───── Supplied records ─────

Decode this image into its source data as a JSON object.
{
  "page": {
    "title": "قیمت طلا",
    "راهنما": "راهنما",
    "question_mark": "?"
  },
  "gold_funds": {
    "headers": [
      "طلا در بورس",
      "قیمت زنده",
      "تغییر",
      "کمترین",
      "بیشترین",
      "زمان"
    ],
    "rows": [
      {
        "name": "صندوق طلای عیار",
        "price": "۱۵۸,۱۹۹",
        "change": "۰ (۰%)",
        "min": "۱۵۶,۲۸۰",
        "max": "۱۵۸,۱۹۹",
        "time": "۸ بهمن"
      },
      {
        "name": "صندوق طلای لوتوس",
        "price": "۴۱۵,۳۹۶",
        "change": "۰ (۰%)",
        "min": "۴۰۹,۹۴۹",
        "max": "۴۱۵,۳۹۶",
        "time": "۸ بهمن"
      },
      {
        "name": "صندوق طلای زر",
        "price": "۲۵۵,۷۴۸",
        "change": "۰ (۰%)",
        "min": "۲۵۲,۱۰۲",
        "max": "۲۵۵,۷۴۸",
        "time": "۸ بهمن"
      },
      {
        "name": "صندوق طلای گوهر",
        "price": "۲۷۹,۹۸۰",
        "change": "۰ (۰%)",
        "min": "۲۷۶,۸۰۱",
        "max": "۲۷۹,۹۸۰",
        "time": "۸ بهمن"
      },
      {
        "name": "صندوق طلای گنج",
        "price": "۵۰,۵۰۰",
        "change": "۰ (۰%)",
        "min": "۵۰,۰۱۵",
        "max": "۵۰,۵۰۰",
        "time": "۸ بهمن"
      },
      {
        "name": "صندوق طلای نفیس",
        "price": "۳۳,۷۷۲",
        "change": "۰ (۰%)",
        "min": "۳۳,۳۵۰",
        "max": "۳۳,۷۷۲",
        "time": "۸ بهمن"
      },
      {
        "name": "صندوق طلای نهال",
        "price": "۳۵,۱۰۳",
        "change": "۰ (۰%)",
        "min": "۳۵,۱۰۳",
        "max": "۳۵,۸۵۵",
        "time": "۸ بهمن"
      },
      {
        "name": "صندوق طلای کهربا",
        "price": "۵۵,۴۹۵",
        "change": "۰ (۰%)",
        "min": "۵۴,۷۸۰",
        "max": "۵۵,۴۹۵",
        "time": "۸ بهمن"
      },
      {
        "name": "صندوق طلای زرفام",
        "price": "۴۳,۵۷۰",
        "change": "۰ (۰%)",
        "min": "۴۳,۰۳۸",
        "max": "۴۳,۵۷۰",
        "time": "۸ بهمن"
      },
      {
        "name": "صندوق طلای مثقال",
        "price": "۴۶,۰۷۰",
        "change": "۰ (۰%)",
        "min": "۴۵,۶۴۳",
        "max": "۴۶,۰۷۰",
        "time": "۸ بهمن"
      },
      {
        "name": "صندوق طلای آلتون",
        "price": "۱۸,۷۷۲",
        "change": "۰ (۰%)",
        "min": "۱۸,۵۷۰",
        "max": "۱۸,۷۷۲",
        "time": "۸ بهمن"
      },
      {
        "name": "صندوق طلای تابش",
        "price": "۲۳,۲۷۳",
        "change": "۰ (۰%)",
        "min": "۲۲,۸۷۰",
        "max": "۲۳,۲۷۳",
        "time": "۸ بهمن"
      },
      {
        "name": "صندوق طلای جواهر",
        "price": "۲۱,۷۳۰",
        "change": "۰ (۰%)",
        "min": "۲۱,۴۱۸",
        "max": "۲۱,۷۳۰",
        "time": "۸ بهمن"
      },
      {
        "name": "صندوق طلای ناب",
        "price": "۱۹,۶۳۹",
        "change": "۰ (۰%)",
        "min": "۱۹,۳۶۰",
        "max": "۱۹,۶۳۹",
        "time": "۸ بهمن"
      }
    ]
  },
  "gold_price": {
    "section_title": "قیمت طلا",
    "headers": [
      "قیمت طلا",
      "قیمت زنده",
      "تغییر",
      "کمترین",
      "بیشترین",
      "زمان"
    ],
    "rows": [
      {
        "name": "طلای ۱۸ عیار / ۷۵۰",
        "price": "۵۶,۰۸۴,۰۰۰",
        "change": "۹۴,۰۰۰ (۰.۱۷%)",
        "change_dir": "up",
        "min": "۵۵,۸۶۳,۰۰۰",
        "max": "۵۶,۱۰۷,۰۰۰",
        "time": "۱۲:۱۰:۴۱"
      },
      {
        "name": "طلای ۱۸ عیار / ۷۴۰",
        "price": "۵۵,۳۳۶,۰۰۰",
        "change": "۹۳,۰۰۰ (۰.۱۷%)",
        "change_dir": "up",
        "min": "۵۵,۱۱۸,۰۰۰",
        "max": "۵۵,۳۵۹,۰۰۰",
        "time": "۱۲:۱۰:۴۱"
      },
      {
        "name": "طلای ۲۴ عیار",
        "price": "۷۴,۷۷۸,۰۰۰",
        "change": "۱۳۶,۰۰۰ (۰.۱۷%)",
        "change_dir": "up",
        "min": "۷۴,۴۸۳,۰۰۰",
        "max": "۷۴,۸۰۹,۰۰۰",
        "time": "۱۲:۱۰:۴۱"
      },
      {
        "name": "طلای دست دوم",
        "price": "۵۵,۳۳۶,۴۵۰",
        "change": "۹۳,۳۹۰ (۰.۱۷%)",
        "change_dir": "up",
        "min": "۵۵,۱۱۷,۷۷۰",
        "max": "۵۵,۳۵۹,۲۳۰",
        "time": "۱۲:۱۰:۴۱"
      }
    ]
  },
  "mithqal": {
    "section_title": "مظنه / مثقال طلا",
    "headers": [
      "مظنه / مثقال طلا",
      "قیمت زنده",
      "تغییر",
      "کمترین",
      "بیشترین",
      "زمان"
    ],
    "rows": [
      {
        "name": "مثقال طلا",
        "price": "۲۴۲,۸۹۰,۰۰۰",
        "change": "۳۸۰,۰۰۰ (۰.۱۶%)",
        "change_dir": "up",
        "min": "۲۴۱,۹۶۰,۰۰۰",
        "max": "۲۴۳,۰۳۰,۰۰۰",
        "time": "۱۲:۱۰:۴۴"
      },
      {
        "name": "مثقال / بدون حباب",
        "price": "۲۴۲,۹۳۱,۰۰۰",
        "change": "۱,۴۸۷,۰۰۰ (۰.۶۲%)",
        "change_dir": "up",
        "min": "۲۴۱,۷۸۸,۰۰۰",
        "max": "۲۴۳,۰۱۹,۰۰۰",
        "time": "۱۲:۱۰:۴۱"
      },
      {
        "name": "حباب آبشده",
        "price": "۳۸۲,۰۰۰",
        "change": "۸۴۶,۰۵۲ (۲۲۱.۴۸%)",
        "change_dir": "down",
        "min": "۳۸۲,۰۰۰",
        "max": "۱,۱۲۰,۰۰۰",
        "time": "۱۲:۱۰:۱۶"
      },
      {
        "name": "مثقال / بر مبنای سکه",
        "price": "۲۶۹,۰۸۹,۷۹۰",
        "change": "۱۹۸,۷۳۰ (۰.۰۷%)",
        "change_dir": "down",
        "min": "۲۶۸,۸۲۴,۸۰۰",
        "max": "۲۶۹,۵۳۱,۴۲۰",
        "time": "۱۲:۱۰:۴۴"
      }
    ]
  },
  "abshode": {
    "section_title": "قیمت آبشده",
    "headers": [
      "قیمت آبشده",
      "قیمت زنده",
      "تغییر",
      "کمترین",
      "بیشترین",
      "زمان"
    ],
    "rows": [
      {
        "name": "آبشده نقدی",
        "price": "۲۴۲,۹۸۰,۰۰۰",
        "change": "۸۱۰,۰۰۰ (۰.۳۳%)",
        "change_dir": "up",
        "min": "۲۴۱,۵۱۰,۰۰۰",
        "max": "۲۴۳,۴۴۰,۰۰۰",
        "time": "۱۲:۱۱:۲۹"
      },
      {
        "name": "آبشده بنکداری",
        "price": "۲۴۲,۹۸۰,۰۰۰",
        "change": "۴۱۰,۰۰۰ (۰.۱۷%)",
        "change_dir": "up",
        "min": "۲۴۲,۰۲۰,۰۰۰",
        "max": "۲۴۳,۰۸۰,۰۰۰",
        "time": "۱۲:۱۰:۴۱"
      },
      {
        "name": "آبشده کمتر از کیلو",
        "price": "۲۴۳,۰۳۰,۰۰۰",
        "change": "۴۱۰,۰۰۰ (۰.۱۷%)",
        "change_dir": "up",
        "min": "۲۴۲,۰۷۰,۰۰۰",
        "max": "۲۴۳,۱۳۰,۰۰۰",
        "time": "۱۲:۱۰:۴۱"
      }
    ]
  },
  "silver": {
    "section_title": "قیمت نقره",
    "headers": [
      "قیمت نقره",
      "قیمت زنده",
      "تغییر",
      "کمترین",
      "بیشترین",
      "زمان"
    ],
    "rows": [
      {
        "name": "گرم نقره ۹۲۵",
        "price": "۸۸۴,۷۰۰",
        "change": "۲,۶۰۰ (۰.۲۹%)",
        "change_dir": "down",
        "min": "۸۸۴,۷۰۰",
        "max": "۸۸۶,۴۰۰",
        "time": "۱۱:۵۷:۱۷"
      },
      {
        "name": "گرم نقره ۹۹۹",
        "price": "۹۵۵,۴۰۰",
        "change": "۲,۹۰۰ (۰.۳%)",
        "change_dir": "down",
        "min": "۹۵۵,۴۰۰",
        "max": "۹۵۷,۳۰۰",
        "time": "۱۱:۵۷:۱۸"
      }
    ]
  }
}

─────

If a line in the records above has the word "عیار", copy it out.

        "name": "صندوق طلای عیار",
        "name": "طلای ۱۸ عیار / ۷۵۰",
        "name": "طلای ۱۸ عیار / ۷۴۰",
        "name": "طلای ۲۴ عیار",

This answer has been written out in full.